The closing will typically be held at a Title First office, the office of your realtor, lender or attorney, or sometimes on-location. Because your home represents one of the most significant investments you will make throughout your life, it is important that you feel comfortable with all the information being presented to you during the closing procedure.
Title First is dedicated to walking you through this important process with care and attention. When it’s time to set up your closing, don’t hesitate to tell your realtor or lender to call Title First, or feel free to give us a call if you’re working by yourself.
Be prepared for these seller’s fees commonly seen at the closing
Fees: Current loan payoff Conveyance fee, Title insurance examination, Title insurance commitment/premium for owner policy
Documentation to provide your Realtor® with: Tax receipts, Utility bills, Mortgage Payment
Information to provide to Title First: Your mortgage company name, address and account number. Any existing title insurance policy.
It can be a lot of work. But it can be done. Getting your house ready to sell in thirty days. The goals being available by the Spring 2019 Market, and getting top dollar. Expert Realtors will tell you that with motivation, hard work and focus it can be done.
Disconnect personally to your home. Invite a friend or family member over to look around to see what you do not. Fresh eyes can see where repairs are needed – it’s funny how a homeowner misses something simple that they see every day – and can be fixed easily.
Depersonalize rooms. Pack up photographs, family heirlooms, Buyers have a tough time seeing past the personal. They will need to imagine their own photos, art and other effects in the home without the distraction. It’s OK to leave a few framed photos around to make the home seem inviting and well lived in.

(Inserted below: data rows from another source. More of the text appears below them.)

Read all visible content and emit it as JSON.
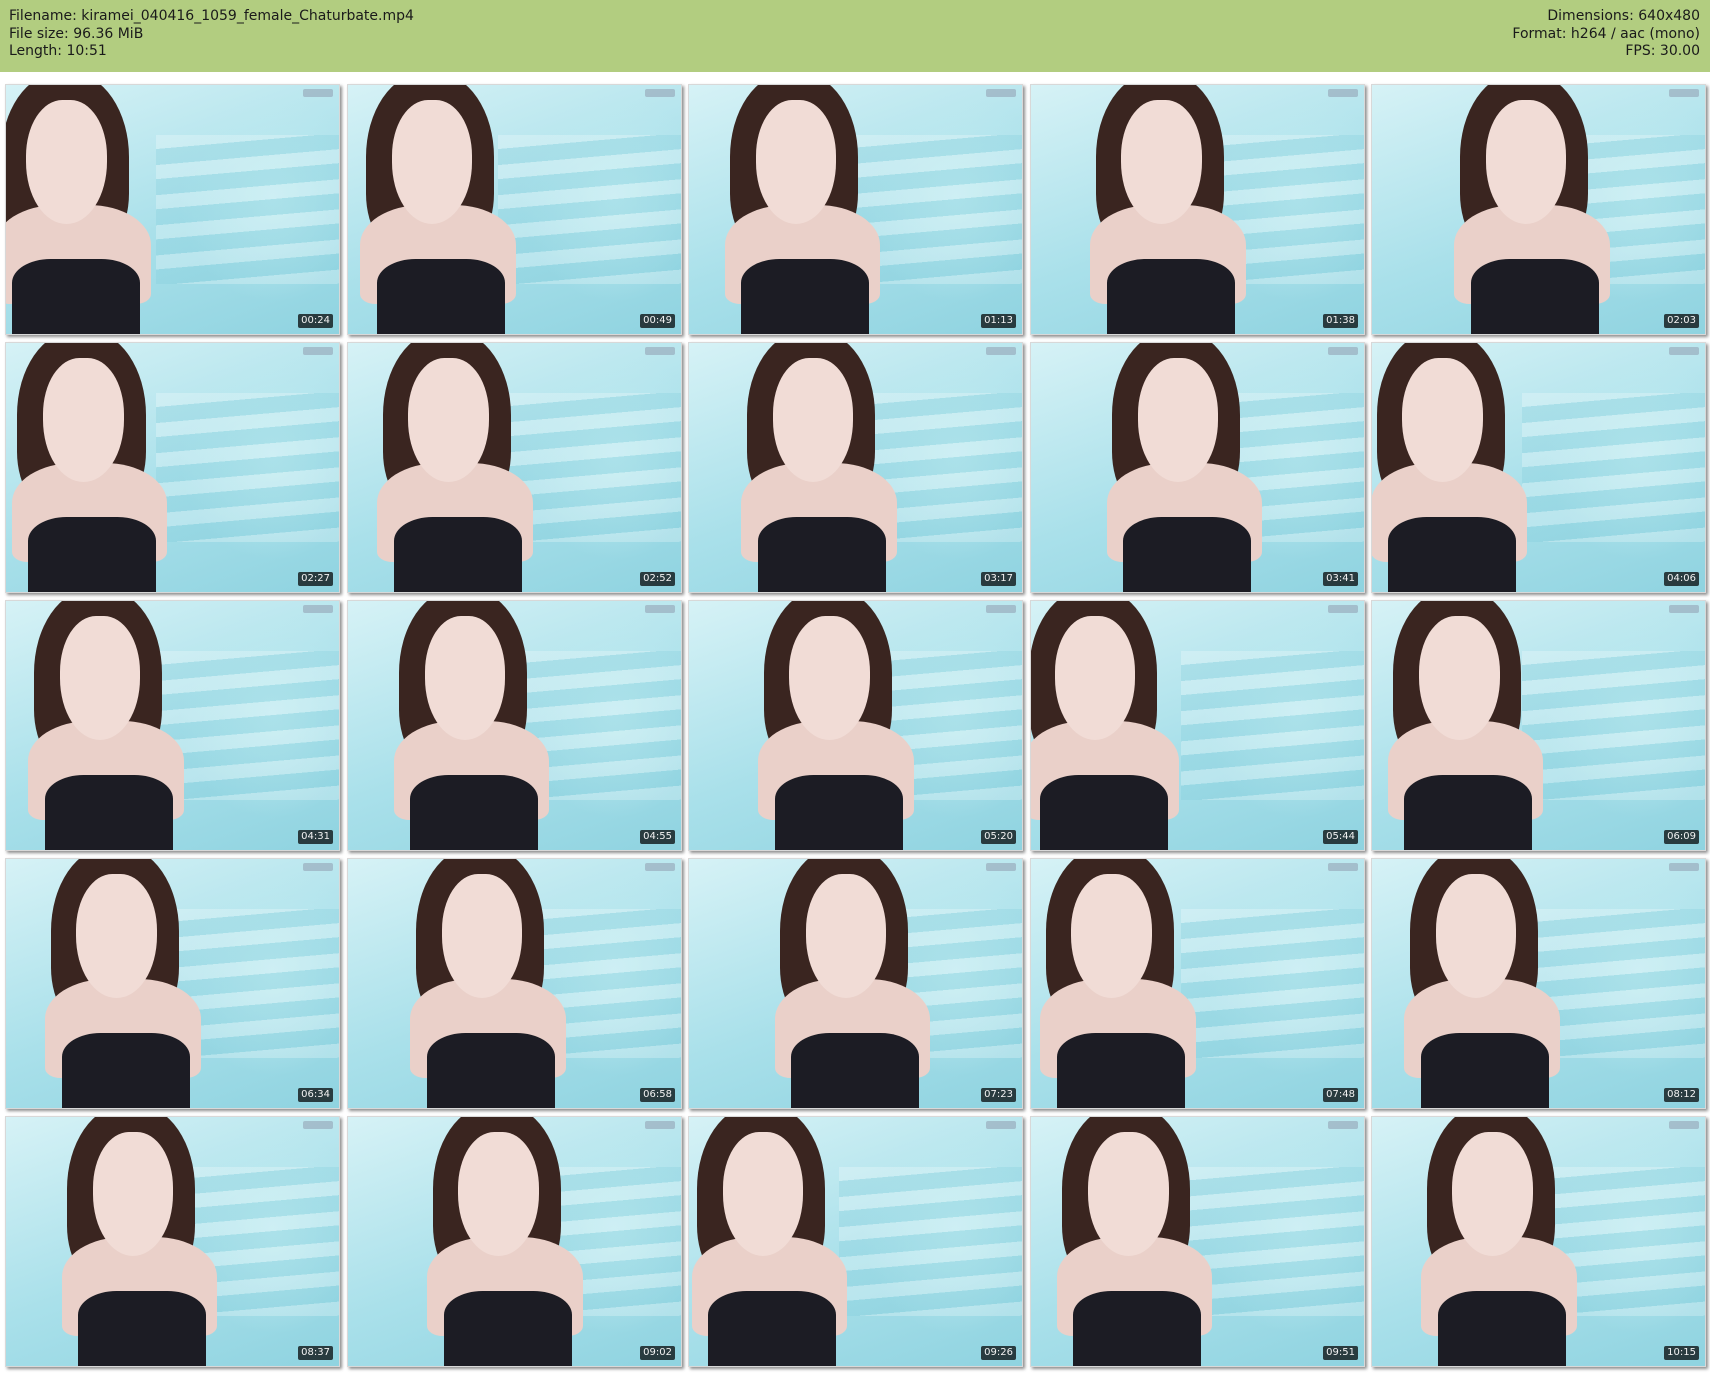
{
  "header": {
    "filename": "Filename: kiramei_040416_1059_female_Chaturbate.mp4",
    "filesize": "File size: 96.36 MiB",
    "length": "Length: 10:51",
    "dimensions": "Dimensions: 640x480",
    "format": "Format: h264 / aac (mono)",
    "fps": "FPS: 30.00"
  },
  "colors": {
    "header_bg": "#b2cd80",
    "timestamp_bg": "#000000"
  },
  "thumbnails": [
    {
      "time": "00:24"
    },
    {
      "time": "00:49"
    },
    {
      "time": "01:13"
    },
    {
      "time": "01:38"
    },
    {
      "time": "02:03"
    },
    {
      "time": "02:27"
    },
    {
      "time": "02:52"
    },
    {
      "time": "03:17"
    },
    {
      "time": "03:41"
    },
    {
      "time": "04:06"
    },
    {
      "time": "04:31"
    },
    {
      "time": "04:55"
    },
    {
      "time": "05:20"
    },
    {
      "time": "05:44"
    },
    {
      "time": "06:09"
    },
    {
      "time": "06:34"
    },
    {
      "time": "06:58"
    },
    {
      "time": "07:23"
    },
    {
      "time": "07:48"
    },
    {
      "time": "08:12"
    },
    {
      "time": "08:37"
    },
    {
      "time": "09:02"
    },
    {
      "time": "09:26"
    },
    {
      "time": "09:51"
    },
    {
      "time": "10:15"
    }
  ]
}
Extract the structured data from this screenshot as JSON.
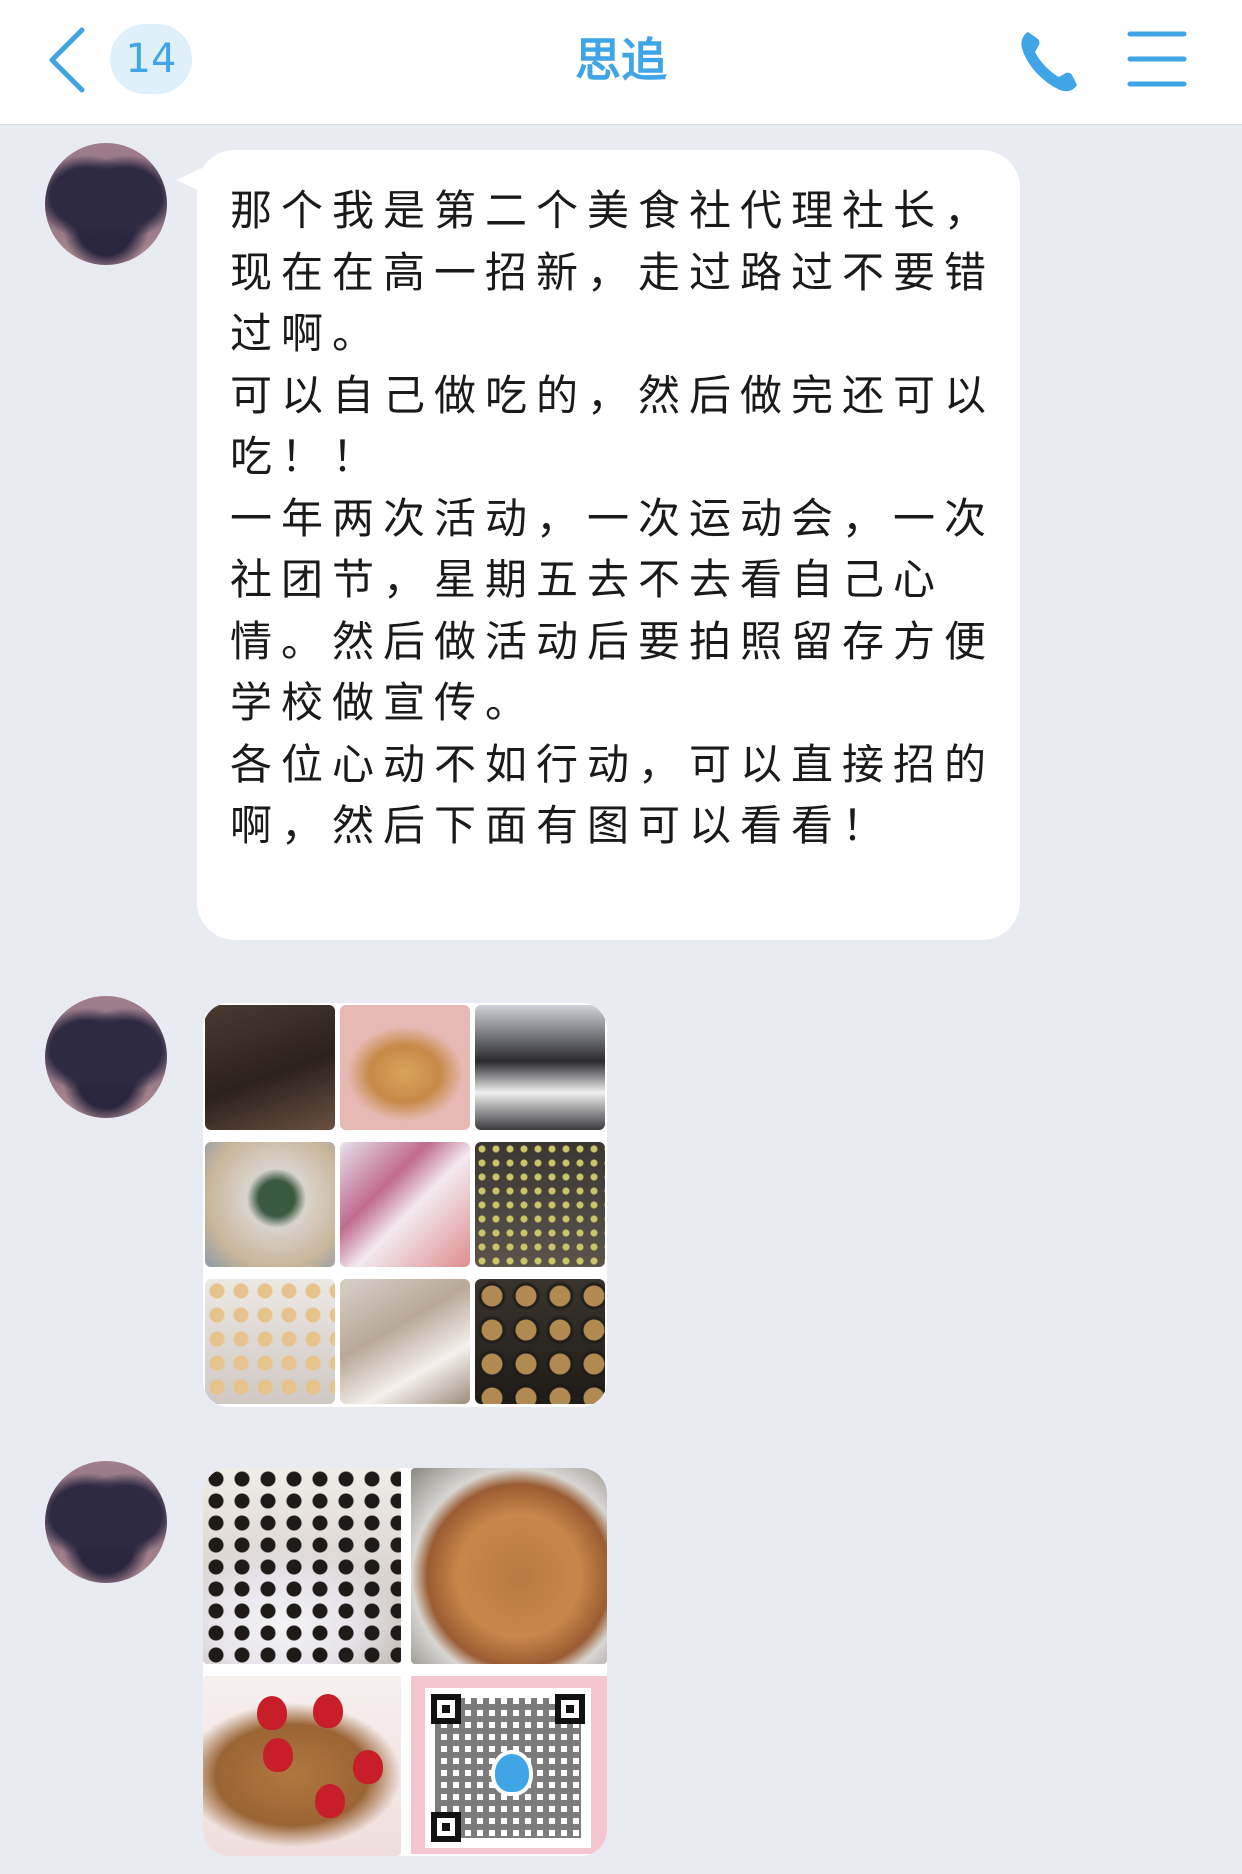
{
  "header": {
    "back_icon": "chevron-left-icon",
    "unread_count": "14",
    "title": "思追",
    "call_icon": "phone-icon",
    "menu_icon": "hamburger-menu-icon"
  },
  "colors": {
    "accent": "#3fa5e6",
    "chat_background": "#e9ebf2",
    "bubble": "#ffffff"
  },
  "messages": [
    {
      "type": "text",
      "text": "那个我是第二个美食社代理社长，现在在高一招新，走过路过不要错过啊。\n可以自己做吃的，然后做完还可以吃！！\n一年两次活动，一次运动会，一次社团节，星期五去不去看自己心情。然后做活动后要拍照留存方便学校做宣传。\n各位心动不如行动，可以直接招的啊，然后下面有图可以看看！"
    },
    {
      "type": "image",
      "image_count": "9"
    },
    {
      "type": "image",
      "image_count": "4"
    }
  ]
}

Declutter. Box up books from bookcases. Pack up knickknacks. Clean kitchen and bathroom counters. This can also mean removing extra pieces of furniture to be able to show the full potential of a room’s size.
Consider hiring someone to come in and make your home shine. Someone to clean beyond the usual day to day or weekly cleaning. Remember the first impression is the strongest. Dirty floors, dusty surfaces, and bad smells can ruin that first visit to your home. Empty out closets, drawers, under beds, and kitchen cabinets. Less makes everything appear more.
Paint the walls. Stick to whites, light grays, and light beiges that will make your home appear bigger, brighter and more welcoming. Adding a fresh coat of paint to your home will also help cover the wall’s imperfections and convey a blank slate to potential buyers.
Spruce up the exterior of the home, even consider hiring a landscaping company. Plenty of times, buyers pull up to a home only to back out because they don’t like the way the exterior looks. Get rid of dead plants, trim overgrown bushes and trees, freshen up the ground cover, add flowers that will survive the March temperatures for a punch of color. Adding new hardware to the front door or giving it a fresh coat of paint is a cheap thing to do and can speak volumes.
Thirty days is ample enough to get your home ready to sell. Find the best Realtor in your area and have them tell you what you will need to do to sell your home fast. The Spring and Summer selling market are typically the very best time to sell, but forewarning: there will be an increased inventory and the competition will be steep. Buyers will be pickier so you will need your home in it’s best shape as well as priced right.